1 billion requests in a little bit more than 3h !
The first test I performed was without setting any CPU and Memory limits.
As you can see, the average throughput was higher than 85 000 RPS (Requests Per Second).
Note that I was originally using the
-l option of the
jmeter.sh script to store on disk information about the test but it was slowing down the test after a few minutes. So, I removed this option and used the stats generated by Envoy and stored in Prometheus.
First of all, this number is amazing. It means that Gloo Edge can handle more than 7 billion requests per day. And with a single instance !
The other useful information is its ability to use most of the CPU available in the machine.
You can see that the average utilization of the 96 CPUs is higher than 85%.
And if I look at the Kubernetes metrics, I can see that Envoy is using half of it, while the remaining is used by the JMeter components and the Upstreams.
I’ve also tried running 2 instances of the
gateway-proxy (Envoy) Pod (which is the common deployment pattern) and I was getting the same results, with half of the requests processed by each instance.
What about standard environments ?
Most of our customers are deploying Gloo Edge in Kubernetes clusters that are composed of smaller machines.
So, I decided to run the benchmark several times with different CPU limits set on the
As you can see, it scales linearly, so it’s very easy to predict what performance you’ll get based on the number of CPUs, you’ll allocate to it.
I was able to get a little bit more than 2000 RPS per CPU, which means around 175 millions requests a day !
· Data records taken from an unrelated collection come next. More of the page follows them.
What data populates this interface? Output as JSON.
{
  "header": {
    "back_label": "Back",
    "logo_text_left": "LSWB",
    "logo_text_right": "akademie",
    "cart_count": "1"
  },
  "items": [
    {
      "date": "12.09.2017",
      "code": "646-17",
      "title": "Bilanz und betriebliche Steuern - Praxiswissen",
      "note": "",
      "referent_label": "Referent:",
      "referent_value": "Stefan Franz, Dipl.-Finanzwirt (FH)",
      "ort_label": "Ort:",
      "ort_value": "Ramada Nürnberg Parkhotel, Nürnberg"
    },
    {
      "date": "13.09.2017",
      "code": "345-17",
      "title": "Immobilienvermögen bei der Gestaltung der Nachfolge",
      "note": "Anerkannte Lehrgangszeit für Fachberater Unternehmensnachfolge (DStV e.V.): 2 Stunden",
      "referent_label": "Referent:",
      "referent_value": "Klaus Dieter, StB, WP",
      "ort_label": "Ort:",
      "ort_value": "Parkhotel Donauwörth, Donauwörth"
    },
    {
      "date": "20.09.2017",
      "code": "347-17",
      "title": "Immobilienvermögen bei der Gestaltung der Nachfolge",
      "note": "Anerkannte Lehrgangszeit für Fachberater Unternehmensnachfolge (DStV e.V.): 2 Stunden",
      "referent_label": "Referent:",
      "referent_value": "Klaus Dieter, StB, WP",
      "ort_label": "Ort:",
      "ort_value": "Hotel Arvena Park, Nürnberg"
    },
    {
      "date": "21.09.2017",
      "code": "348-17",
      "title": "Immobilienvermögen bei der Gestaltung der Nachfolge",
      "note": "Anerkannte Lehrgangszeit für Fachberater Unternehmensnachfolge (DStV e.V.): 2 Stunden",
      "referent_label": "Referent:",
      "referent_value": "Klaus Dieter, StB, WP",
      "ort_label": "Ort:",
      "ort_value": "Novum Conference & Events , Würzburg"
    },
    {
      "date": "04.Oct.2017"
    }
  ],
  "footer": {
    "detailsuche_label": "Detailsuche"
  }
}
What about the memory usage ?
I didn’t speak much about the quantity of memory used during my tests because it was really low. The
gateway-proxy Pod never used more than half a GB of RAM.
Gloo Edge takes full advantage of Envoy to deliver incredible performance.
I didn’t have to tweak a single parameter of Gloo Edge to get these numbers.
And I didn’t get a single error during all these tests !
It’s really easy to size Gloo Edge according to your needs.
In my next Blog post, I’ll measure the impact of implementing different security features of Gloo Edge.